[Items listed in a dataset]
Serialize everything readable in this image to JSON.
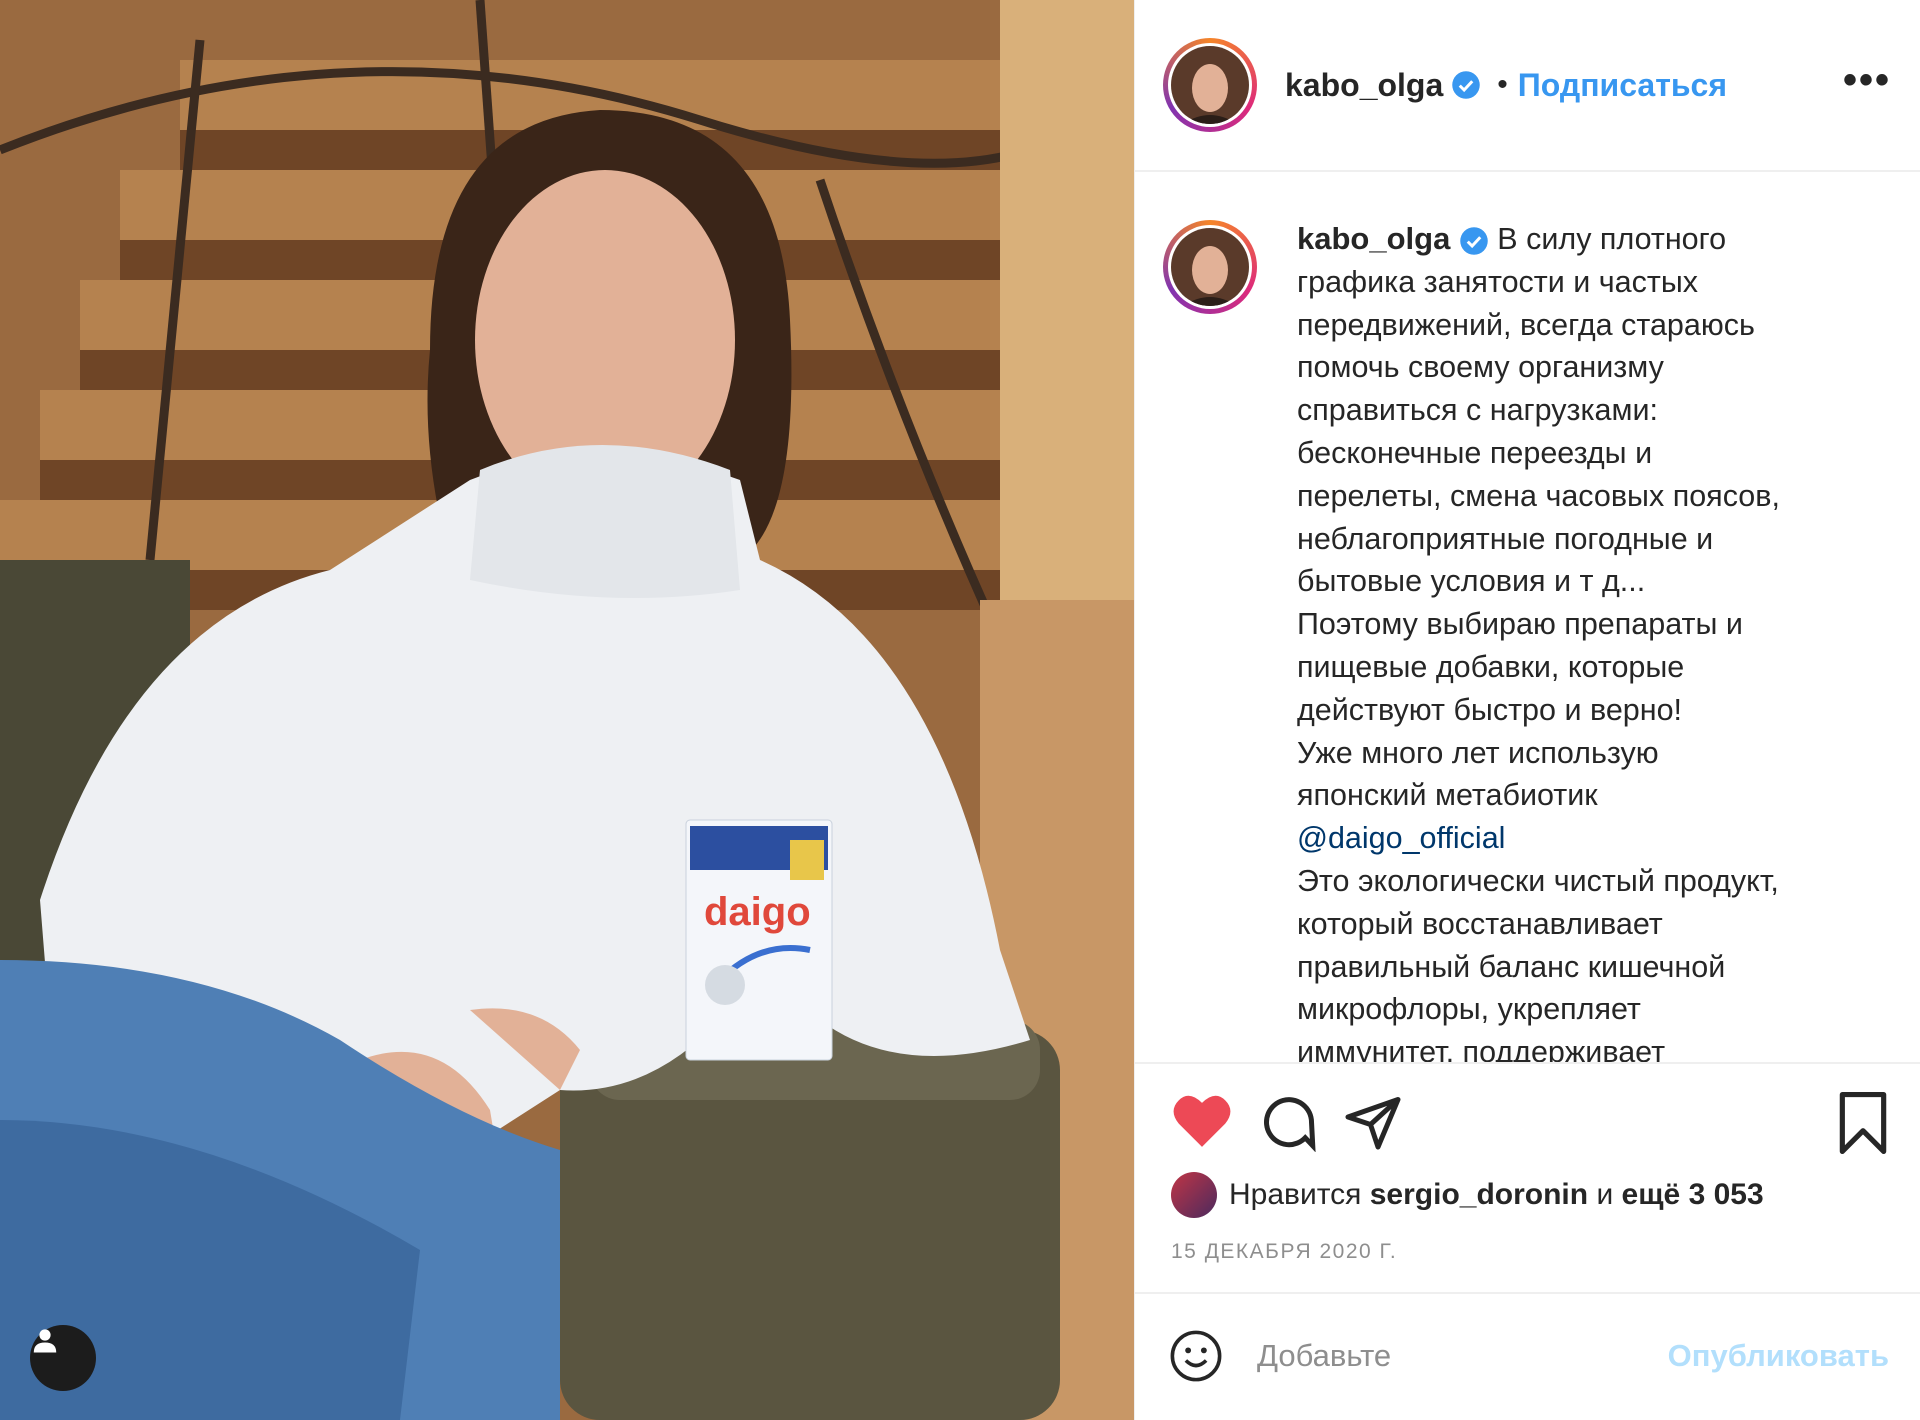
{
  "post": {
    "username": "kabo_olga",
    "verified": true,
    "header": {
      "follow_label": "Подписаться",
      "separator": "•",
      "more_label": "•••"
    },
    "caption_lines": [
      "графика занятости и частых",
      "передвижений, всегда стараюсь",
      "помочь своему организму",
      "справиться с нагрузками:",
      "бесконечные переезды и",
      "перелеты, смена часовых поясов,",
      "неблагоприятные погодные и",
      "бытовые условия и т д...",
      "Поэтому выбираю препараты и",
      "пищевые добавки, которые",
      "действуют быстро и верно!",
      "Уже много лет использую",
      "японский метабиотик"
    ],
    "caption_first": "В силу плотного",
    "mention": "@daigo_official",
    "caption_after": [
      "Это экологически чистый продукт,",
      "который восстанавливает",
      "правильный баланс кишечной",
      "микрофлоры, укрепляет",
      "иммунитет, поддерживает"
    ],
    "likes": {
      "prefix": "Нравится",
      "user": "sergio_doronin",
      "middle": "и",
      "count": "ещё 3 053"
    },
    "date": "15 ДЕКАБРЯ 2020 Г.",
    "comment": {
      "placeholder": "Добавьте",
      "publish_label": "Опубликовать"
    },
    "product_label": "daigo",
    "colors": {
      "accent": "#3897f0",
      "like": "#ed4956",
      "mention": "#00376b",
      "muted": "#8e8e8e"
    },
    "icons": [
      "heart-icon",
      "comment-icon",
      "share-icon",
      "bookmark-icon",
      "emoji-icon",
      "user-tag-icon",
      "verified-badge-icon",
      "more-icon"
    ]
  }
}
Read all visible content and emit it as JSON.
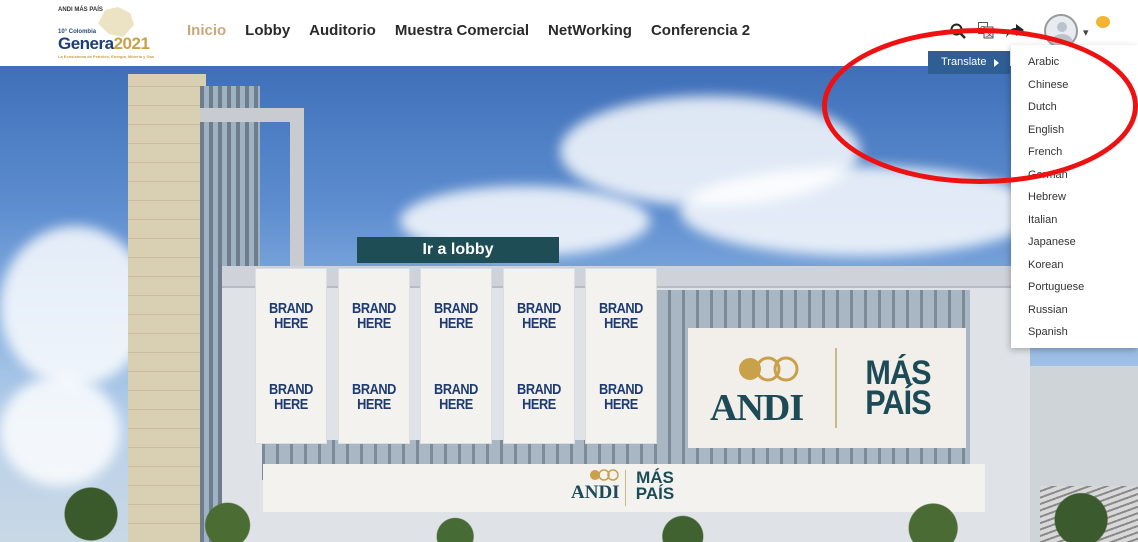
{
  "logo": {
    "top_text": "ANDI MÁS PAÍS",
    "line": "10° Colombia",
    "name": "Genera",
    "year": "2021",
    "sub": "La Ecosistema de Petróleo, Energía, Minería y Gas"
  },
  "nav": {
    "items": [
      {
        "label": "Inicio",
        "active": true
      },
      {
        "label": "Lobby",
        "active": false
      },
      {
        "label": "Auditorio",
        "active": false
      },
      {
        "label": "Muestra Comercial",
        "active": false
      },
      {
        "label": "NetWorking",
        "active": false
      },
      {
        "label": "Conferencia 2",
        "active": false
      }
    ]
  },
  "toolbar": {
    "icons": [
      "search-icon",
      "translate-icon",
      "share-icon",
      "avatar",
      "chevron-down-icon",
      "chat-icon"
    ]
  },
  "translate": {
    "button_label": "Translate",
    "languages": [
      "Arabic",
      "Chinese",
      "Dutch",
      "English",
      "French",
      "German",
      "Hebrew",
      "Italian",
      "Japanese",
      "Korean",
      "Portuguese",
      "Russian",
      "Spanish"
    ]
  },
  "scene": {
    "lobby_button": "Ir a lobby",
    "banners": [
      {
        "line1": "BRAND",
        "line2": "HERE"
      },
      {
        "line1": "BRAND",
        "line2": "HERE"
      },
      {
        "line1": "BRAND",
        "line2": "HERE"
      },
      {
        "line1": "BRAND",
        "line2": "HERE"
      },
      {
        "line1": "BRAND",
        "line2": "HERE"
      }
    ],
    "andi_word": "ANDI",
    "mas_line1": "MÁS",
    "mas_line2": "PAÍS"
  },
  "colors": {
    "nav_active": "#c9a97a",
    "translate_bg": "#2f5e94",
    "lobby_bg": "#1f4d55",
    "brand_text": "#1d3b73",
    "highlight": "#ee1111"
  }
}
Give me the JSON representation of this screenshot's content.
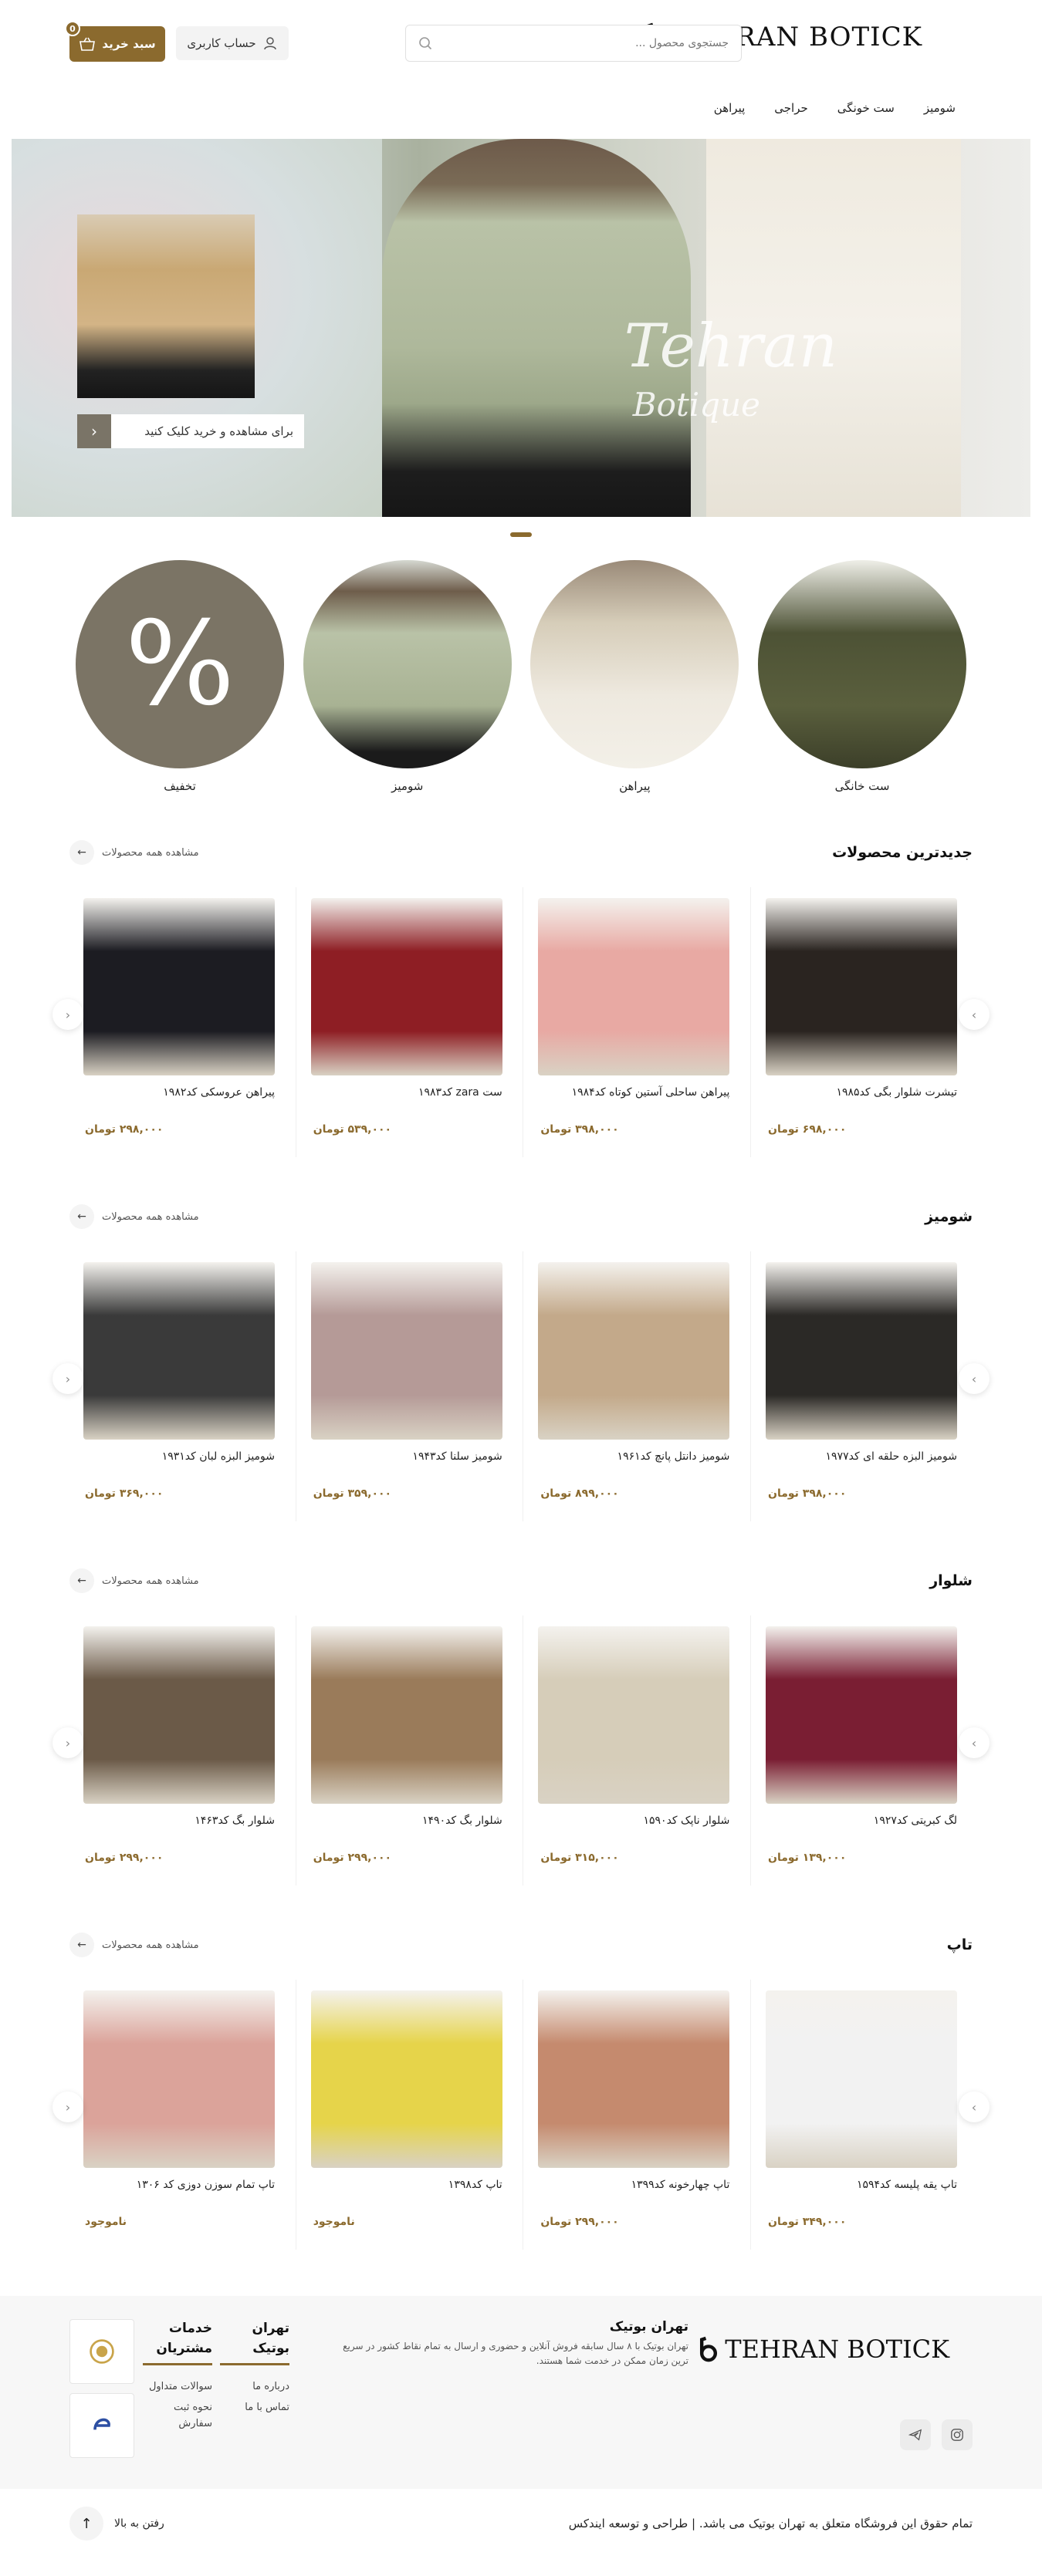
{
  "brand": {
    "logo_text": "TEHRAN BOTICK",
    "accent": "#8b6a2e"
  },
  "header": {
    "search_placeholder": "جستجوی محصول ...",
    "account_label": "حساب کاربری",
    "cart_label": "سبد خرید",
    "cart_count": "0"
  },
  "nav": {
    "items": [
      "شومیز",
      "ست خونگی",
      "حراجی",
      "پیراهن"
    ]
  },
  "hero": {
    "cta_label": "برای مشاهده و خرید کلیک کنید",
    "script_title": "Tehran",
    "script_sub": "Botique"
  },
  "categories": [
    {
      "label": "ست خانگی"
    },
    {
      "label": "پیراهن"
    },
    {
      "label": "شومیز"
    },
    {
      "label": "تخفیف",
      "symbol": "%"
    }
  ],
  "view_all_label": "مشاهده همه محصولات",
  "sections": [
    {
      "title": "جدیدترین محصولات",
      "products": [
        {
          "name": "تیشرت شلوار بگی کد۱۹۸۵",
          "price": "۶۹۸,۰۰۰ تومان",
          "color": "#2a2420"
        },
        {
          "name": "پیراهن ساحلی آستین کوتاه کد۱۹۸۴",
          "price": "۳۹۸,۰۰۰ تومان",
          "color": "#e8a9a3"
        },
        {
          "name": "ست zara کد۱۹۸۳",
          "price": "۵۳۹,۰۰۰ تومان",
          "color": "#8e1e24"
        },
        {
          "name": "پیراهن عروسکی کد۱۹۸۲",
          "price": "۲۹۸,۰۰۰ تومان",
          "color": "#1c1c22"
        }
      ]
    },
    {
      "title": "شومیز",
      "products": [
        {
          "name": "شومیز البزه حلقه ای کد۱۹۷۷",
          "price": "۳۹۸,۰۰۰ تومان",
          "color": "#2b2926"
        },
        {
          "name": "شومیز دانتل پانچ کد۱۹۶۱",
          "price": "۸۹۹,۰۰۰ تومان",
          "color": "#c3a98a"
        },
        {
          "name": "شومیز سلنا کد۱۹۴۳",
          "price": "۳۵۹,۰۰۰ تومان",
          "color": "#b59a97"
        },
        {
          "name": "شومیز البزه لبان کد۱۹۳۱",
          "price": "۳۶۹,۰۰۰ تومان",
          "color": "#3a3a3a"
        }
      ]
    },
    {
      "title": "شلوار",
      "products": [
        {
          "name": "لگ کبریتی کد۱۹۲۷",
          "price": "۱۳۹,۰۰۰ تومان",
          "color": "#7a1e33"
        },
        {
          "name": "شلوار ناپک کد۱۵۹۰",
          "price": "۳۱۵,۰۰۰ تومان",
          "color": "#d6cdb9"
        },
        {
          "name": "شلوار بگ کد۱۴۹۰",
          "price": "۲۹۹,۰۰۰ تومان",
          "color": "#9a7b5a"
        },
        {
          "name": "شلوار بگ کد۱۴۶۳",
          "price": "۲۹۹,۰۰۰ تومان",
          "color": "#6b5a48"
        }
      ]
    },
    {
      "title": "تاپ",
      "products": [
        {
          "name": "تاپ یقه پلیسه کد۱۵۹۴",
          "price": "۳۴۹,۰۰۰ تومان",
          "color": "#f2f2f2"
        },
        {
          "name": "تاپ چهارخونه کد۱۳۹۹",
          "price": "۲۹۹,۰۰۰ تومان",
          "color": "#c58a6e"
        },
        {
          "name": "تاپ کد۱۳۹۸",
          "price": "ناموجود",
          "color": "#e6d44a"
        },
        {
          "name": "تاپ تمام سوزن دوزی کد ۱۳۰۶",
          "price": "ناموجود",
          "color": "#dba39a"
        }
      ]
    }
  ],
  "footer": {
    "about_title": "تهران بوتیک",
    "about_text": "تهران بوتیک با ۸ سال سابقه فروش آنلاین و حضوری و ارسال به تمام نقاط کشور در سریع ترین زمان ممکن در خدمت شما هستند.",
    "col1_title": "تهران بوتیک",
    "col1_links": [
      "درباره ما",
      "تماس با ما"
    ],
    "col2_title": "خدمات مشتریان",
    "col2_links": [
      "سوالات متداول",
      "نحوه ثبت سفارش"
    ],
    "copyright": "تمام حقوق این فروشگاه متعلق به تهران بوتیک می باشد. | طراحی و توسعه ایندکس",
    "back_to_top": "رفتن به بالا"
  }
}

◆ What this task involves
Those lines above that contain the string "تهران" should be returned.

◆ Output below
    "about_title": "تهران بوتیک",
    "about_text": "تهران بوتیک با ۸ سال سابقه فروش آنلاین و حضوری و ارسال به تمام نقاط کشور در سریع ترین زمان ممکن در خدمت شما هستند.",
    "col1_title": "تهران بوتیک",
    "copyright": "تمام حقوق این فروشگاه متعلق به تهران بوتیک می باشد. | طراحی و توسعه ایندکس",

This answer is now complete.